Are you considering breast reconstruction?
Alongside chemotherapy, radiotherapy and mastectomy, reconstructive breast surgery is an integral component of cancer treatment – opening up a path towards positive pyschological and physical rebuidling.
how the BRA Foundation can help
The main aim of the BRA Foundation is to support women who are considering reconstructive surgery by offering detailed yet easy to understand information about their options
Current UK figures show that approximately 47,693 women are diagnosed with breast cancer each year (and rising). Due to a better understanding of cancer biology, the treatment of breast cancer has shifted progressively towards breast conserving therapy. Nevertheless, for approximately one third of all breast cancer patients, a mastectomy still becomes inevitable. In parallel, there is a marked increase in the number of women being diagnosed with a BRCA gene mutation, many of whom will decide to opt for risk reducing mastectomy as a way of managing their very significant risk of breast cancer.
The information contained within this site isn’t solely aimed at the women who face immediate treatment. For many, a decision to opt for breast reconstruction can arise much further down the line – sometimes years later – and these patients will still require relevant information about the process of delayed breast reconstruction. Breast reconstruction may not be right for everyone, so we have also explained the alternatives to surgery, recognising that some women will prefer to use a prosthesis or decide not to do anything at all.
Here at the BRA Foundation, more than anything, we want to provide objective and accurate information about all types of reconstruction, so women feel confident in making the right decision for themselves regardless of where they are in their breast cancer journey.

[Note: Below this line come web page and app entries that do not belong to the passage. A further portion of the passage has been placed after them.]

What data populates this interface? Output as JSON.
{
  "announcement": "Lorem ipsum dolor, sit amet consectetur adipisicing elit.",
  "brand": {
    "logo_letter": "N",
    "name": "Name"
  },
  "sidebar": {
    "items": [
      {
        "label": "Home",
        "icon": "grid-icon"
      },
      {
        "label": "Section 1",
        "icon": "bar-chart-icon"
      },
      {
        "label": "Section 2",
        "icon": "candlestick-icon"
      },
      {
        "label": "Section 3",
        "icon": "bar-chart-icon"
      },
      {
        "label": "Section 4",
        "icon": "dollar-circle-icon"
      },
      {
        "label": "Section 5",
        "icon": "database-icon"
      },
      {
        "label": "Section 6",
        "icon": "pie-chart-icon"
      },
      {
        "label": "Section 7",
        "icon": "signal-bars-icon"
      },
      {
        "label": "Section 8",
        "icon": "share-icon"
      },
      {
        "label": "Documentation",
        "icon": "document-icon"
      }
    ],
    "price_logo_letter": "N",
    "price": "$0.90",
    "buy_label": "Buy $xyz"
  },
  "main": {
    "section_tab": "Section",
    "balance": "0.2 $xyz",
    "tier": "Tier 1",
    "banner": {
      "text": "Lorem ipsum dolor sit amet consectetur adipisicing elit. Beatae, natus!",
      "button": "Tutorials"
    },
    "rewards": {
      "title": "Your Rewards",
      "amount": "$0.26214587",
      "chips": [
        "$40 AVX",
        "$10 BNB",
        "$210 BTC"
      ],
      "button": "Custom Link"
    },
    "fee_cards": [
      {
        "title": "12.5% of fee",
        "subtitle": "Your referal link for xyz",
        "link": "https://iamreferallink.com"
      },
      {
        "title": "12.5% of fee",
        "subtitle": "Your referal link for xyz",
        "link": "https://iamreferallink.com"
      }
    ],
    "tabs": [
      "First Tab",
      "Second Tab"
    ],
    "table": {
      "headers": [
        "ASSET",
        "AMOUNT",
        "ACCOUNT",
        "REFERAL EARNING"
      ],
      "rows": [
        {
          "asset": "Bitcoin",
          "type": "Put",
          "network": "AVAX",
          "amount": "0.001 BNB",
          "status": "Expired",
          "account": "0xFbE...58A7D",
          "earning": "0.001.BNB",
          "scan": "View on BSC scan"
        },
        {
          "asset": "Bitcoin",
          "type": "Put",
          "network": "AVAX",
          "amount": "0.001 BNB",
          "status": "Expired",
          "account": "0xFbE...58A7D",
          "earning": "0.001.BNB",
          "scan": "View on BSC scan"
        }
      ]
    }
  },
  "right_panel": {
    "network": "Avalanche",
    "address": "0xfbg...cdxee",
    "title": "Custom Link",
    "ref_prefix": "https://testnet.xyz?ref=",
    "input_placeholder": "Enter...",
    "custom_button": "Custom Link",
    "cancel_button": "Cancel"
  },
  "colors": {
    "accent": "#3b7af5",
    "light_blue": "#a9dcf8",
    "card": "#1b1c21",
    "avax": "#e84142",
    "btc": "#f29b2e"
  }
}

(source: Office for National Statistics, Cancer Statistics registrations: Registrations of cancer diagnosed in 2008, England. Series MB1 no.39. 2010, National Statistics: London